While Percy slept in her lap, she sipped a soda and waited patiently as light leaked out of the sky and hope took tenuous hold of her heart. A nervous giggle bubbled up her bruised throat. Life’s gonna be different, Percy. You’ll see. We gotta be patient a little longer. She rubbed behind his ears the way he liked.

A voice flew out of the air. “Sadie, you in there?”

She jumped and spilt soda on the rug. It wasn’t Roy or her daddy’s voice.

“Sadie, come on out,” Billy shouted again. “Roy done got shot.”

The girl stepped down from the trailer into the twilight where Roy’s body lay on a makeshift stretcher. His camouflage coat had a dark patch the size of a pie. “Somebody took him for a buck I guess. I brung him home for you.”

Sadie blinked.
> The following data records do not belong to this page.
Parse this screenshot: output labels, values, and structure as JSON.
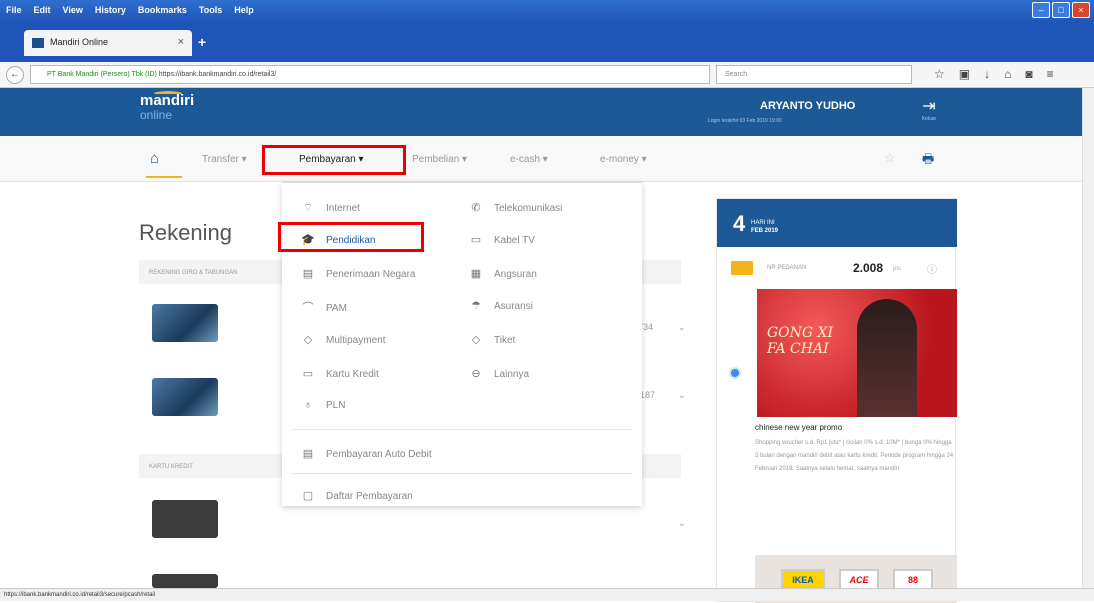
{
  "browser": {
    "menu": [
      "File",
      "Edit",
      "View",
      "History",
      "Bookmarks",
      "Tools",
      "Help"
    ],
    "tab_title": "Mandiri Online",
    "url_org": "PT Bank Mandiri (Persero) Tbk (ID)",
    "url": "https://ibank.bankmandiri.co.id/retail3/",
    "search_placeholder": "Search",
    "status_url": "https://ibank.bankmandiri.co.id/retail3/secure/pcash/retail"
  },
  "header": {
    "logo": "mandiri",
    "logo_sub": "online",
    "user_name": "ARYANTO YUDHO",
    "last_login": "Login terakhir 03 Feb 2019 19:00",
    "logout_label": "Keluar"
  },
  "nav": {
    "items": [
      "Transfer",
      "Pembayaran",
      "Pembelian",
      "e-cash",
      "e-money"
    ]
  },
  "main": {
    "title": "Rekening",
    "section1": "REKENING GIRO & TABUNGAN",
    "section2": "KARTU KREDIT",
    "row1_val": "734",
    "row2_val": "187"
  },
  "dropdown": {
    "left": [
      "Internet",
      "Pendidikan",
      "Penerimaan Negara",
      "PAM",
      "Multipayment",
      "Kartu Kredit",
      "PLN"
    ],
    "right": [
      "Telekomunikasi",
      "Kabel TV",
      "Angsuran",
      "Asuransi",
      "Tiket",
      "Lainnya"
    ],
    "auto_debit": "Pembayaran Auto Debit",
    "daftar": "Daftar Pembayaran"
  },
  "promo": {
    "day": "4",
    "day_name": "HARI INI",
    "month_year": "FEB 2019",
    "ticker_label": "NR PEDANAN",
    "ticker_value": "2.008",
    "ticker_unit": "pts",
    "image_text_1": "GONG XI",
    "image_text_2": "FA CHAI",
    "title": "chinese new year promo",
    "text": "Shopping voucher s.d. Rp1 juta* | cicilan 0% s.d. 10M* | bunga 0% hingga 3 bulan dengan mandiri debit atau kartu kredit. Periode program hingga 24 Februari 2019. Saatnya selalu hemat, saatnya mandiri",
    "logos": [
      "IKEA",
      "ACE",
      "88"
    ]
  }
}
It could be a trick. Roy could pop up to scare her. But when Billy stepped toward her, traced a line down her throat with his dirty finger and squeezed her nipple through the thin fabric, she knew Roy was dead.
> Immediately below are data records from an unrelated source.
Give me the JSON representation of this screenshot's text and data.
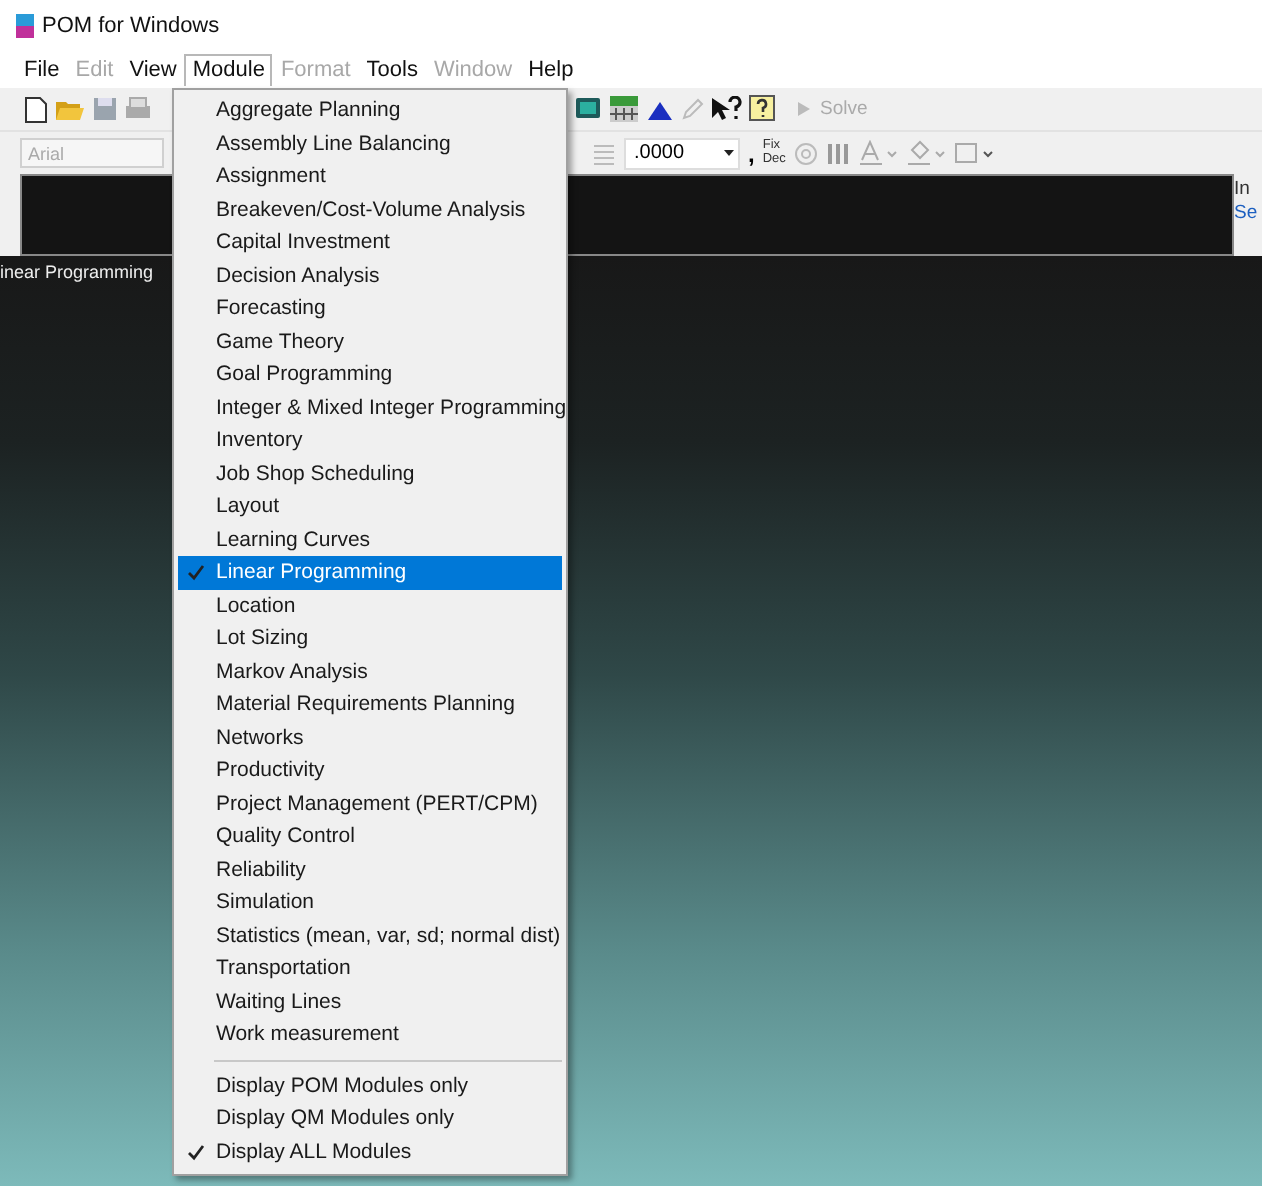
{
  "window": {
    "title": "POM for Windows"
  },
  "menu_bar": [
    {
      "label": "File",
      "disabled": false,
      "selected": false
    },
    {
      "label": "Edit",
      "disabled": true,
      "selected": false
    },
    {
      "label": "View",
      "disabled": false,
      "selected": false
    },
    {
      "label": "Module",
      "disabled": false,
      "selected": true
    },
    {
      "label": "Format",
      "disabled": true,
      "selected": false
    },
    {
      "label": "Tools",
      "disabled": false,
      "selected": false
    },
    {
      "label": "Window",
      "disabled": true,
      "selected": false
    },
    {
      "label": "Help",
      "disabled": false,
      "selected": false
    }
  ],
  "toolbar": {
    "solve_label": "Solve",
    "solve_disabled": true,
    "font_name": "Arial",
    "decimals": ".0000",
    "comma": ",",
    "fix_dec": [
      "Fix",
      "Dec"
    ]
  },
  "side_panel": {
    "line_1": "In",
    "line_2": "Se"
  },
  "document_title": "inear Programming",
  "module_menu": [
    {
      "label": "Aggregate Planning",
      "checked": false,
      "selected": false
    },
    {
      "label": "Assembly Line Balancing",
      "checked": false,
      "selected": false
    },
    {
      "label": "Assignment",
      "checked": false,
      "selected": false
    },
    {
      "label": "Breakeven/Cost-Volume Analysis",
      "checked": false,
      "selected": false
    },
    {
      "label": "Capital Investment",
      "checked": false,
      "selected": false
    },
    {
      "label": "Decision Analysis",
      "checked": false,
      "selected": false
    },
    {
      "label": "Forecasting",
      "checked": false,
      "selected": false
    },
    {
      "label": "Game Theory",
      "checked": false,
      "selected": false
    },
    {
      "label": "Goal Programming",
      "checked": false,
      "selected": false
    },
    {
      "label": "Integer & Mixed Integer Programming",
      "checked": false,
      "selected": false
    },
    {
      "label": "Inventory",
      "checked": false,
      "selected": false
    },
    {
      "label": "Job Shop Scheduling",
      "checked": false,
      "selected": false
    },
    {
      "label": "Layout",
      "checked": false,
      "selected": false
    },
    {
      "label": "Learning Curves",
      "checked": false,
      "selected": false
    },
    {
      "label": "Linear Programming",
      "checked": true,
      "selected": true
    },
    {
      "label": "Location",
      "checked": false,
      "selected": false
    },
    {
      "label": "Lot Sizing",
      "checked": false,
      "selected": false
    },
    {
      "label": "Markov Analysis",
      "checked": false,
      "selected": false
    },
    {
      "label": "Material Requirements Planning",
      "checked": false,
      "selected": false
    },
    {
      "label": "Networks",
      "checked": false,
      "selected": false
    },
    {
      "label": "Productivity",
      "checked": false,
      "selected": false
    },
    {
      "label": "Project Management (PERT/CPM)",
      "checked": false,
      "selected": false
    },
    {
      "label": "Quality Control",
      "checked": false,
      "selected": false
    },
    {
      "label": "Reliability",
      "checked": false,
      "selected": false
    },
    {
      "label": "Simulation",
      "checked": false,
      "selected": false
    },
    {
      "label": "Statistics (mean, var, sd; normal dist)",
      "checked": false,
      "selected": false
    },
    {
      "label": "Transportation",
      "checked": false,
      "selected": false
    },
    {
      "label": "Waiting Lines",
      "checked": false,
      "selected": false
    },
    {
      "label": "Work measurement",
      "checked": false,
      "selected": false
    }
  ],
  "display_options": [
    {
      "label": "Display POM Modules only",
      "checked": false,
      "selected": false
    },
    {
      "label": "Display QM Modules only",
      "checked": false,
      "selected": false
    },
    {
      "label": "Display ALL Modules",
      "checked": true,
      "selected": false
    }
  ]
}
“I’ll be back,” he whispered roughly, then licked her cheek and snickered as he walked away.

The girl looked down at the body of her dead husband looking smaller than he usually did. Looked back at the trailer that didn’t appear half-bad in the dusky light. Looked at the back of Billy’s weasel body leaving. Sadie locked her jaw and lifted her chin. “Hey, Billy,” she called out strong. “Why don’t you take Roy’s moonshine? He won’t be needing it now.”


SHJ Issue 6
Fall 2012

Leah Weiss

Photo of Leah Weiss

began her writing career as a contributing writer for a local magazine. She writes short stories and memoirs, and has completed a novel whose opening chapter won first prize in a national contest.

Her work has been published in Deep South Magazine, Blue Lake Review, and Every Day Fiction, and is forthcoming in The Simple Life magazine. She won the December 2011 Writers Journal “Write to Win” contest.

“...we have been born here to witness and celebrate. We wonder at our purpose for living. Our purpose
is to perceive the fantastic. Why have a universe if there is no audience?” — Ray Bradbury